I discovered Mr Rogers when my son was young. He would walk down the steps, put on his cardigan, change his shoes and welcome us to his neighborhood. He was quiet and gentle and never threatening. I could feel myself coming to rest as we walked through his neighborhood, as he talked about childhood fears, as he sang to us.
A book I’m reading right now suggests that Mr Rogers knew what he was doing with little children. In The God-Shaped Brain, psychiatrist Timothy Jennings argues from research that the childhood brain is developing and wiring itself and that the violent stimulation of the brain inhibits development of the pre-frontal cortex, the part of our brains responsible for reasoned thought. Instead, the limbic system, which is responsible for emotional responses, particularly our response to danger, fires up, hindering the pre-frontal cortex functions. He further argues that this happens with all “theatrical entertainment” on TV, but not with educational television. And he connects these things to issues of impulse control, ADHD and more.
He also quotes statistics that show that the advent of TV in the US and Canada in roughly 1945 correlates with a 93 percent increase in murder rates. What is interesting is that this was the time of Howdy Doody and Gilligan’s Island. In South Africa, where TV wasn’t introduced until 1974 and the content increasingly violent, the murder rate actually declined during the 1945 to 1974 period prior to TV but went up 130 percent 1974-87. Now many will argue this is correlation and not causation. But I would ask, what other causative variable might account for this?
As I was writing this, news came of another school shooting. No doubt there will be discussions about mental illness. But in light of contemporary neuroscience, I wonder if we should be thinking more about how the brains of our children are being wired by media (and increasingly video) exposure at a young age, particularly before age 8. Certainly many will never act out violently. But what are the other effects? What about the capacity for sustained attention and rational thought? What about impulse control?
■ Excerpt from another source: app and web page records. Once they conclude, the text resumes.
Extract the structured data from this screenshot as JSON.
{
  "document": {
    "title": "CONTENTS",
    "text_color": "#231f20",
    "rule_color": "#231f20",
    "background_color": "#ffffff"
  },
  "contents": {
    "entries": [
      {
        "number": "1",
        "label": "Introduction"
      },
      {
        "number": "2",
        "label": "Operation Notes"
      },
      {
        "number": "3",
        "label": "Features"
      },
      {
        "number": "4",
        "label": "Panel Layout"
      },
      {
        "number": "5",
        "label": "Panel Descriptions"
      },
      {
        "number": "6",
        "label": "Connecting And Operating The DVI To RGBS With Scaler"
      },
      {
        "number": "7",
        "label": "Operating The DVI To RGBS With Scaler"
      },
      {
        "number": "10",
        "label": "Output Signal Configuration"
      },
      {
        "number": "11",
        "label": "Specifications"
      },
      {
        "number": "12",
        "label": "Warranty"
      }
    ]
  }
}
Will the visual media industry be like big tobacco, trying to deny the deleterious effects of their product? Time will tell. But more and more, as much as we might think him a bit odd and a product of another age, I can’t help but think that Mr Rogers was onto something.